What is that bizarre, yet strangely comforting, odor emanating from the general direction of your dog? All you’re certain of is that your dog stinks, and it’s been bothering you for a while. When the dog nestles into her dog bed for an evening nap, you decide to conduct an unscientific survey. Moving your nose about and inhaling gently at various points, the source reveals itself powerfully. As you reach the base of your dog’s feet, you find that they reek of … Fritos? You find your fingers insensibly moving toward the dog’s feet, and as they push apart two of the dog’s toes, the scent of corn chips assaults your senses. So, what are Frito feet? What are the causes of this unusual scent that has established itself in your dog’s foot pads? How can you stop Frito feet in dogs? Let’s discover the possible sources and potential remedies of Frito feet — and other foot odors — in your dog.
In the “you are what you eat” school of thought, it’s assumed that a dog who has gotten into an open bag of Fritos, tortilla chips, or popcorn may simply be projecting the aromas native to these human food treats. Such conspicuous eating is not the root cause of foot odor in dogs, but it may have a decided part to play. Too many foods rich in carbohydrates or sugars can contribute to the right dietary conditions that foster the true sources of Frito feet or smelly feet. Cutting back on these kinds of treats can help, but will not strike at the real causes.
Others conjecture that Frito feet simply reflect the way a dog’s feet smell. Some refer to the odor as “natural” or even “endearing.” The causes of Frito feet are natural enough, but as in strong or acrid human bodily odors — particularly where the feet are concerned — there is little that’s endearing about them. You may enjoy the scent of corn chips, but among the causes of Frito feet in dogs is a yeast infestation. Admit it, “yeast infestation” has nowhere near the cute factor of “Frito feet.”
It might not be as problematic as a yeast infection, but, like the fungi that cause smelly feet in humans, one source of foot odor in dogs is an unchecked proliferation of yeast fungi in and around a dog’s feet. Like the demodex mites that cause mange in dogs, the yeast fungi that underlie the phenomenon of Frito feet are naturally occurring skin-dwellers who have gotten well out of hand. A dog’s immune system typically keeps native surface mites, bacteria, and fungi in check and their population small enough to go unnoticed.
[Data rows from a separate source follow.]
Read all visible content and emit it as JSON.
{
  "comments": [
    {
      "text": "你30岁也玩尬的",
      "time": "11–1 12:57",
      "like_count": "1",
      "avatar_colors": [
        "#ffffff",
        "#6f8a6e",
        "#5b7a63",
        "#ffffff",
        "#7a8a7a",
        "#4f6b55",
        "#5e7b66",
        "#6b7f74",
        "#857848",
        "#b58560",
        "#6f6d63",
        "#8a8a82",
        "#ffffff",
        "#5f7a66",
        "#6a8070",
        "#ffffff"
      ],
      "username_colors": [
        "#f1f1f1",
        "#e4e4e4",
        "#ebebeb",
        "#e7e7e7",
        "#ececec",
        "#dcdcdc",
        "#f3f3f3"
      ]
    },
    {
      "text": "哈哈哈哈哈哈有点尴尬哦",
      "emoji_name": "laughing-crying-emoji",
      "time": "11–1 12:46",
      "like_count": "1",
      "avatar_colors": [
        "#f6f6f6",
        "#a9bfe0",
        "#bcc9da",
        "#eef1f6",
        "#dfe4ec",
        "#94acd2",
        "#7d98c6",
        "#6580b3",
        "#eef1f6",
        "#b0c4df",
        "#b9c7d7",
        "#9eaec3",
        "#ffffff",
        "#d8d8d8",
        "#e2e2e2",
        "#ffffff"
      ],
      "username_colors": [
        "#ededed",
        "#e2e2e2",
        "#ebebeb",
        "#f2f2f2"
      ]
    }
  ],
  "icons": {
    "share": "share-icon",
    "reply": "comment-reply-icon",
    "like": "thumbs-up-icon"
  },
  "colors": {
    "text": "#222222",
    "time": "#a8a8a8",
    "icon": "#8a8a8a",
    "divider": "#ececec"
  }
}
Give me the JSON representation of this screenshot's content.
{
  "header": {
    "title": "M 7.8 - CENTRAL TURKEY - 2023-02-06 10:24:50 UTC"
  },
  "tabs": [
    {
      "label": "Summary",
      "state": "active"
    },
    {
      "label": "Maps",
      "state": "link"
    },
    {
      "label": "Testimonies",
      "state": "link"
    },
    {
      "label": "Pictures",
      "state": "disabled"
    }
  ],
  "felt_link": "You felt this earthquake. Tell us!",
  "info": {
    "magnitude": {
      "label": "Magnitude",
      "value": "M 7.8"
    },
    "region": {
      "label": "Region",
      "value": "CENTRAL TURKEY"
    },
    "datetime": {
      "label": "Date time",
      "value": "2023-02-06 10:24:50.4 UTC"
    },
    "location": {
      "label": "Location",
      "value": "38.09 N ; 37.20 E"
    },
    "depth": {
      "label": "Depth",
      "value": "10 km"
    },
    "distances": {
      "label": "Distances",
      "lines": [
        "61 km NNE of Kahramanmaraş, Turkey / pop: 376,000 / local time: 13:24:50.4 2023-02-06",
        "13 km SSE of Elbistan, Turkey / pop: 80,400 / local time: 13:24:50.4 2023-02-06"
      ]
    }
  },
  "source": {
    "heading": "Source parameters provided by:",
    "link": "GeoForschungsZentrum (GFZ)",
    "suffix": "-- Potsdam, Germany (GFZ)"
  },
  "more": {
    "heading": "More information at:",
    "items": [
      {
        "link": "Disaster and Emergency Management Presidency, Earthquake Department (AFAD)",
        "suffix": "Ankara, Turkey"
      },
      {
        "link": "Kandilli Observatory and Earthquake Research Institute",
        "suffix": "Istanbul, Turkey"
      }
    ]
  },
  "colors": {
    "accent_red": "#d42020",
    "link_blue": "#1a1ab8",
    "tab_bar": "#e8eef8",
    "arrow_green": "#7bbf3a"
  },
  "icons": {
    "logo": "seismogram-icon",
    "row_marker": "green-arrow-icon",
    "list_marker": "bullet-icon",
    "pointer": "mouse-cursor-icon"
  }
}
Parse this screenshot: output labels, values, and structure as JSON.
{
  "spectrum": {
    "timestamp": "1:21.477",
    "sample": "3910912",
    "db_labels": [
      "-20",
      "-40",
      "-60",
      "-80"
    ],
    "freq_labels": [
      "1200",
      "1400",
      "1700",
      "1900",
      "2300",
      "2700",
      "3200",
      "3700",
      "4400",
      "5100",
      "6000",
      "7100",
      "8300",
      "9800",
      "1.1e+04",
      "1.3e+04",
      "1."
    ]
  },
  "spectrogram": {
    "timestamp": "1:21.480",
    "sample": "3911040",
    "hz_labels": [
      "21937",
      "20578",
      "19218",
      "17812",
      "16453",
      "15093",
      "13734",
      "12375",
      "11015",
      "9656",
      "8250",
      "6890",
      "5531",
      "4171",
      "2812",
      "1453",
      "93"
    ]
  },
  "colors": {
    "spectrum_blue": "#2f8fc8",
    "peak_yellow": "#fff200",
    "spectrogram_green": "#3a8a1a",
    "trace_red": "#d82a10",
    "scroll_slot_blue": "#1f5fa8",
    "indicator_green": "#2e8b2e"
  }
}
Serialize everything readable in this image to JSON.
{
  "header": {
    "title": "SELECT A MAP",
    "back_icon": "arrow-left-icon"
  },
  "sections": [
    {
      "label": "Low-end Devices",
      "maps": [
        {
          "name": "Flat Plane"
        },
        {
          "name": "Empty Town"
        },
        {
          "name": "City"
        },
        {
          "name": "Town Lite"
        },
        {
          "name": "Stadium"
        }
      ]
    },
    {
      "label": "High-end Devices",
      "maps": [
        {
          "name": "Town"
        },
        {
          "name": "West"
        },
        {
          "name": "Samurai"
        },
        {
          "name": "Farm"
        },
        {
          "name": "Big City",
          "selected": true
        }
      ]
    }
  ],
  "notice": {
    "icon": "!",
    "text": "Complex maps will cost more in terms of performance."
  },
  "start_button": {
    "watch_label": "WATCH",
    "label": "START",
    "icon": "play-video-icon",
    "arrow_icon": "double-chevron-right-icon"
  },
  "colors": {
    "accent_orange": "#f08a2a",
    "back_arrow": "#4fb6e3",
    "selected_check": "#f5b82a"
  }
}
Circumstances and environmental conditions must be right to produce the odors and smells associated with Frito feet. Yeasts and bacteria cannot thrive without warmth and moisture. Times of the year when temperatures are at their most extreme — summer’s humidity outside, and in winter when our heaters are running full blast — provide ideal conditions for fungal growth to outstrip the immune system’s ability to keep them checked. The spaces between a dog’s toes, and the cracks and crevices around a dog’s foot pads, are the perfect spots for fungi to thrive.
Finally, when the grounds you and your dog walk on are wet, you’re both tracking things into your home upon your return. Dog owners instinctively wipe or scrape their shoes on a mat before removing footwear. Our dogs don’t! Together with a lack of regular, programmatic dog foot cleaning all contribute to the explosive growth of microscopic organisms that yield the scent of Frito feet.
The odor associated with Frito feet depends on a confluence of factors, including irregular foot hygiene, warmth and moisture in the environment, and the unchecked accumulation of fungi and bacteria. Don’t forget that, while dogs may not sweat as voluminously or with the coverage of humans, many of a dog’s sweat glands are concentrated around their feet. One option is to carefully trim any excessive fur from the base of your dog’s feet. Where humans have access to topical medications, sprays, and powders to address foot odor, simple hygiene practices may help address a dog’s Frito feet.
The easiest thing to do if your dog is afflicted with Frito feet is to disinfect them with a dog-safe, non-toxic solution. With a tub, basin, or other vessel that your dog can stand in comfortably, common household cleaners such as hydrogen peroxide or vinegar can be combined with warm water to form an effective short-term approach. You only need to pour in enough to immerse your dog’s feet. Encourage her to remain still with soothing words, a favorite toy, or a healthy treat, so that the hydrogen peroxide or vinegar can act on the microbial infestation, then thoroughly dry the feet, including between the toes, with a clean cloth.
If your dog is also having difficulties walking, or has been excessively licking or scratching at her feet, ears, or any skin folds, Frito feet may be a symptom of a more serious health problem. When you clean your dog’s feet, check for swelling, abrasions, or other signs of possible infection or injury.
A strange scent is easily dispatched, but recurrent issues with canine foot odor may warrant a visit to the veterinarian.
Tell us: Do your dog’s feet reek of corn chips? How have you addressed the problem in your home? Share your experiences with Frito feet in the comments!
Thumbnail: Photography by ©kickers | Getty Images.
This piece was originally published in 2015.